Gemma, do you use a webcam for planetary imaging or are you talking about DSO / DSLR imaging? I ask because (and I don't think anyone has mentioned this yet) using a 2x barlow will half the speed of your optics (as the focal length has doubled). This means that for DSOs you will need twice the exposure length. Therefore I'd avoid using a barlow for DSO imaging. Apologies if all this is irrelevant and you're actually talking about planetary imaging - in which case a barlow is a good idea!

The magnification is affected by the distance between your sensor and the barlow. So the greater the distance, the greater the magnification/increase in focal length.

Link to comment
Share on other sites

Just to add to what Shibby said in regard to barlows and DSOs:

Using a 2x Barlow quadruples your exposure time and you will experience very bad star shapes away from the centre of the frame (looks a bit like coma). A big no no no no no no for barlows, always stick to prime focus (unless doing planetary).

This query pops up so often Im going to get a T-shirt printed stating "No barlows please, were British" :D

Link to comment
Share on other sites

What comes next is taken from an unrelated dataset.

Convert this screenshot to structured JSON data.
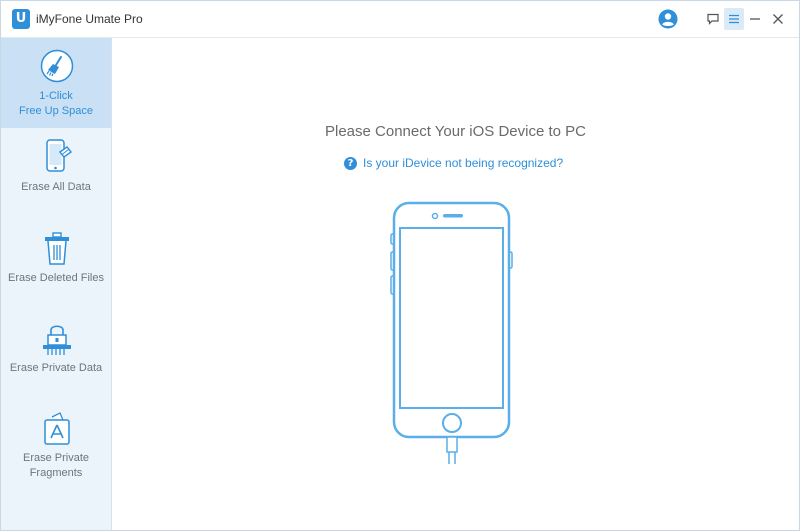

I like to think that a 2x barlow halves the size of an eyepiece. Not strictly technically true but very useful for quick calculations in your head. So a 10mm ep with 2x barlow makes it a 5mm ep.

So a 1500mm focal length scope with 10mm ep gives 1500/10 = 150x and if you 2x barlow it you'll get 1500/5 = 300x magnification. Simples! Squeak! :D

Link to comment
Share on other sites

I like to think that a 2x barlow halves the size of an eyepiece. Not strictly technically true but very useful for quick calculations in your head. So a 10mm ep with 2x barlow makes it a 5mm ep.

So a 1500mm focal length scope with 10mm ep gives 1500/10 = 150x and if you 2x barlow it you'll get 1500/5 = 300x magnification. Simples! Squeak! :D

the way ive always interpreted it is as follows (both lead to the same answer):-

So a 1500mm focal length scope with 10mm ep gives 1500/10 = 150x and if you 2x barlow it you'll get 3000/10 = 300x magnification.

Link to comment
Share on other sites

Just to add to what Shibby said in regard to barlows and DSOs:

Using a 2x Barlow quadruples your exposure time and you will experience very bad star shapes away from the centre of the frame (looks a bit like coma). A big no no no no no no for barlows, always stick to prime focus (unless doing planetary).

This query pops up so often Im going to get a T-shirt printed stating "No barlows please, were British" :D

Oh yes, you're quite right - quadrupled!

This query does pop up a lot, but often it's because a lot of Skywatcher Newtonians can't achieve focus on a DSLR without one!

Link to comment
Share on other sites

Don't bother with the SW deluxe 2x Barlow. This is the same one supplied with a lot of their scopes and it is not very good. You would be better looking at the Tal barlows or one of the more expensive ones. Don't let the t-thread on the SkyWatcher fool you either. Planetary imaging with a DSLR is possible, but not recommended. Get a cheap webcam and a 1.25" nose piece and a Tal 3x Barlow and you will have a far easier time planetary and lunar imaging.

Link to comment
Share on other sites

Create an account or sign in to comment

You need to be a member in order to leave a comment

Create an account

Sign up for a new account in our community. It's easy!

Register a new account

Sign in

Already have an account? Sign in here.

Sign In Now
 Share

  • Recently Browsing   0 members

    No registered users viewing this page.

×
×
  • Create New...

Important Information

We have placed cookies on your device to help make this website better. You can adjust your cookie settings, otherwise we'll assume you're okay to continue. By using this site, you agree to our Terms of Use.